=== Records for the exercise ===
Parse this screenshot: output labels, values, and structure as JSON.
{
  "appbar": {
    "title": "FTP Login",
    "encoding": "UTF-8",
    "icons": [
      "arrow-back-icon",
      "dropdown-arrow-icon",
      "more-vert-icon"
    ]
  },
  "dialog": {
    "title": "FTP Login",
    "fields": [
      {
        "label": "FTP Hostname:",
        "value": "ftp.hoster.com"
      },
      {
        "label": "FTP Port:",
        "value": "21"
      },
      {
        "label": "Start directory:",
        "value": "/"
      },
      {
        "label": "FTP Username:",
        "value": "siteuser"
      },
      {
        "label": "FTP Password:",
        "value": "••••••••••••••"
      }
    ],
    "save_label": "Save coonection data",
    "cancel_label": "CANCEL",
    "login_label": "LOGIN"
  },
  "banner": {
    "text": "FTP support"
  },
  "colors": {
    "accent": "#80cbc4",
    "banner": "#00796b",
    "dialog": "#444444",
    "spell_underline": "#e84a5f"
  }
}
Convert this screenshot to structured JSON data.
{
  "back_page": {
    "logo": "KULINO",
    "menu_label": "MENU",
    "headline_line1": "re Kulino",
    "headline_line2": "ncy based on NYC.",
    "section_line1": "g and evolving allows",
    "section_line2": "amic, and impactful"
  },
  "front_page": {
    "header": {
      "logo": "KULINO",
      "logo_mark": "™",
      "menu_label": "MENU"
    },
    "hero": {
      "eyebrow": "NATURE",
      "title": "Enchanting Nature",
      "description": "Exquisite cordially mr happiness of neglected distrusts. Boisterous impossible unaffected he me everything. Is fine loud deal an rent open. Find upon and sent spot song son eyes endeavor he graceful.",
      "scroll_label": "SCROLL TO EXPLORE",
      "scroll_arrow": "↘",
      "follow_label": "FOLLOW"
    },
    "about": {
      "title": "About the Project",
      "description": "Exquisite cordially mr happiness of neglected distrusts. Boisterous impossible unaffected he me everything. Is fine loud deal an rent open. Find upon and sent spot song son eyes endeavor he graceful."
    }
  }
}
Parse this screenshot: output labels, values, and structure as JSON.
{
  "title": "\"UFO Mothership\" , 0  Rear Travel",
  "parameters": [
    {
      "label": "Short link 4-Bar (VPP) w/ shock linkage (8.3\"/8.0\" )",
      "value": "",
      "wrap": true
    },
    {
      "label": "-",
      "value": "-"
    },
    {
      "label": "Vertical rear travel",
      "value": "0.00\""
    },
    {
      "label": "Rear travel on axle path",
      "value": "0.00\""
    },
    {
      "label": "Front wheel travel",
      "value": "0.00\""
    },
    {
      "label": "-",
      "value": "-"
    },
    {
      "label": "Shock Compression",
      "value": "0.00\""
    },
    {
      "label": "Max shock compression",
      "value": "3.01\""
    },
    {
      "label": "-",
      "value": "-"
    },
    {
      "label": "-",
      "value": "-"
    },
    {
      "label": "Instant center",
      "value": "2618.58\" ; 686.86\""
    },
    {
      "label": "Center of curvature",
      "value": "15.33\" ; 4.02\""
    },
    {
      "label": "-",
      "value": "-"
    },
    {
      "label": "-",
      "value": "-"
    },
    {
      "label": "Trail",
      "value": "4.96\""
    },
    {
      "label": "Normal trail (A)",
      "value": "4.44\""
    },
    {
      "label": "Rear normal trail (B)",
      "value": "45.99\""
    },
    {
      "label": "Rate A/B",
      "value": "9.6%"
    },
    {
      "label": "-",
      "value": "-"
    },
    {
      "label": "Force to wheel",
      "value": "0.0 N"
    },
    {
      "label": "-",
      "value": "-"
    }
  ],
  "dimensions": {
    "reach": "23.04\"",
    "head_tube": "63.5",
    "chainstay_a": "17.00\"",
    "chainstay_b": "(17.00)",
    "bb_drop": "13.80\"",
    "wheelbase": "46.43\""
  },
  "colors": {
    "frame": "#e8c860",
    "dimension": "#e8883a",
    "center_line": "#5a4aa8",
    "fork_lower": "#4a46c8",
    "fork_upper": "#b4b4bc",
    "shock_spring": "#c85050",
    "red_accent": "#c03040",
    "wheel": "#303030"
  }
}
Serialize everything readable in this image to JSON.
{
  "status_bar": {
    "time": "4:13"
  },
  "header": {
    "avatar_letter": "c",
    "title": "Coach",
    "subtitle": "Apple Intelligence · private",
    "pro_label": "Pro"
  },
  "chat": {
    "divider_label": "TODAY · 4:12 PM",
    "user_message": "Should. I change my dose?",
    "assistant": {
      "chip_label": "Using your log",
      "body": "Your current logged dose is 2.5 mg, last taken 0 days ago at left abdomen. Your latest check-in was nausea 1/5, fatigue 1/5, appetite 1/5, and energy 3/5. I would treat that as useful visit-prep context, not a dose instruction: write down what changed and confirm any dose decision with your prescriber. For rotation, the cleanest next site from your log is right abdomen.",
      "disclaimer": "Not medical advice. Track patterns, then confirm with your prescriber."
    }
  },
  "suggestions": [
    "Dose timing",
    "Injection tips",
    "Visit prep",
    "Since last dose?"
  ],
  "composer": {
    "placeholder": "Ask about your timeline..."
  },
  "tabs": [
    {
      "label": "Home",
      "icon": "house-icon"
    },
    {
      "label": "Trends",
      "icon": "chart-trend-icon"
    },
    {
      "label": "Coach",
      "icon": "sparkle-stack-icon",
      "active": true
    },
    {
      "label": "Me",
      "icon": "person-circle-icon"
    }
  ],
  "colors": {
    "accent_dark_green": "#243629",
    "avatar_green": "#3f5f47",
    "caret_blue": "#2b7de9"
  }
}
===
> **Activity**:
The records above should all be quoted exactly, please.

> **Solved problem**:
Parse this screenshot: output labels, values, and structure as JSON.
{
  "appbar": {
    "title": "FTP Login",
    "encoding": "UTF-8",
    "icons": [
      "arrow-back-icon",
      "dropdown-arrow-icon",
      "more-vert-icon"
    ]
  },
  "dialog": {
    "title": "FTP Login",
    "fields": [
      {
        "label": "FTP Hostname:",
        "value": "ftp.hoster.com"
      },
      {
        "label": "FTP Port:",
        "value": "21"
      },
      {
        "label": "Start directory:",
        "value": "/"
      },
      {
        "label": "FTP Username:",
        "value": "siteuser"
      },
      {
        "label": "FTP Password:",
        "value": "••••••••••••••"
      }
    ],
    "save_label": "Save coonection data",
    "cancel_label": "CANCEL",
    "login_label": "LOGIN"
  },
  "banner": {
    "text": "FTP support"
  },
  "colors": {
    "accent": "#80cbc4",
    "banner": "#00796b",
    "dialog": "#444444",
    "spell_underline": "#e84a5f"
  }
}
Convert this screenshot to structured JSON data.
{
  "back_page": {
    "logo": "KULINO",
    "menu_label": "MENU",
    "headline_line1": "re Kulino",
    "headline_line2": "ncy based on NYC.",
    "section_line1": "g and evolving allows",
    "section_line2": "amic, and impactful"
  },
  "front_page": {
    "header": {
      "logo": "KULINO",
      "logo_mark": "™",
      "menu_label": "MENU"
    },
    "hero": {
      "eyebrow": "NATURE",
      "title": "Enchanting Nature",
      "description": "Exquisite cordially mr happiness of neglected distrusts. Boisterous impossible unaffected he me everything. Is fine loud deal an rent open. Find upon and sent spot song son eyes endeavor he graceful.",
      "scroll_label": "SCROLL TO EXPLORE",
      "scroll_arrow": "↘",
      "follow_label": "FOLLOW"
    },
    "about": {
      "title": "About the Project",
      "description": "Exquisite cordially mr happiness of neglected distrusts. Boisterous impossible unaffected he me everything. Is fine loud deal an rent open. Find upon and sent spot song son eyes endeavor he graceful."
    }
  }
}
Parse this screenshot: output labels, values, and structure as JSON.
{
  "title": "\"UFO Mothership\" , 0  Rear Travel",
  "parameters": [
    {
      "label": "Short link 4-Bar (VPP) w/ shock linkage (8.3\"/8.0\" )",
      "value": "",
      "wrap": true
    },
    {
      "label": "-",
      "value": "-"
    },
    {
      "label": "Vertical rear travel",
      "value": "0.00\""
    },
    {
      "label": "Rear travel on axle path",
      "value": "0.00\""
    },
    {
      "label": "Front wheel travel",
      "value": "0.00\""
    },
    {
      "label": "-",
      "value": "-"
    },
    {
      "label": "Shock Compression",
      "value": "0.00\""
    },
    {
      "label": "Max shock compression",
      "value": "3.01\""
    },
    {
      "label": "-",
      "value": "-"
    },
    {
      "label": "-",
      "value": "-"
    },
    {
      "label": "Instant center",
      "value": "2618.58\" ; 686.86\""
    },
    {
      "label": "Center of curvature",
      "value": "15.33\" ; 4.02\""
    },
    {
      "label": "-",
      "value": "-"
    },
    {
      "label": "-",
      "value": "-"
    },
    {
      "label": "Trail",
      "value": "4.96\""
    },
    {
      "label": "Normal trail (A)",
      "value": "4.44\""
    },
    {
      "label": "Rear normal trail (B)",
      "value": "45.99\""
    },
    {
      "label": "Rate A/B",
      "value": "9.6%"
    },
    {
      "label": "-",
      "value": "-"
    },
    {
      "label": "Force to wheel",
      "value": "0.0 N"
    },
    {
      "label": "-",
      "value": "-"
    }
  ],
  "dimensions": {
    "reach": "23.04\"",
    "head_tube": "63.5",
    "chainstay_a": "17.00\"",
    "chainstay_b": "(17.00)",
    "bb_drop": "13.80\"",
    "wheelbase": "46.43\""
  },
  "colors": {
    "frame": "#e8c860",
    "dimension": "#e8883a",
    "center_line": "#5a4aa8",
    "fork_lower": "#4a46c8",
    "fork_upper": "#b4b4bc",
    "shock_spring": "#c85050",
    "red_accent": "#c03040",
    "wheel": "#303030"
  }
}
Serialize everything readable in this image to JSON.
{
  "status_bar": {
    "time": "4:13"
  },
  "header": {
    "avatar_letter": "c",
    "title": "Coach",
    "subtitle": "Apple Intelligence · private",
    "pro_label": "Pro"
  },
  "chat": {
    "divider_label": "TODAY · 4:12 PM",
    "user_message": "Should. I change my dose?",
    "assistant": {
      "chip_label": "Using your log",
      "body": "Your current logged dose is 2.5 mg, last taken 0 days ago at left abdomen. Your latest check-in was nausea 1/5, fatigue 1/5, appetite 1/5, and energy 3/5. I would treat that as useful visit-prep context, not a dose instruction: write down what changed and confirm any dose decision with your prescriber. For rotation, the cleanest next site from your log is right abdomen.",
      "disclaimer": "Not medical advice. Track patterns, then confirm with your prescriber."
    }
  },
  "suggestions": [
    "Dose timing",
    "Injection tips",
    "Visit prep",
    "Since last dose?"
  ],
  "composer": {
    "placeholder": "Ask about your timeline..."
  },
  "tabs": [
    {
      "label": "Home",
      "icon": "house-icon"
    },
    {
      "label": "Trends",
      "icon": "chart-trend-icon"
    },
    {
      "label": "Coach",
      "icon": "sparkle-stack-icon",
      "active": true
    },
    {
      "label": "Me",
      "icon": "person-circle-icon"
    }
  ],
  "colors": {
    "accent_dark_green": "#243629",
    "avatar_green": "#3f5f47",
    "caret_blue": "#2b7de9"
  }
}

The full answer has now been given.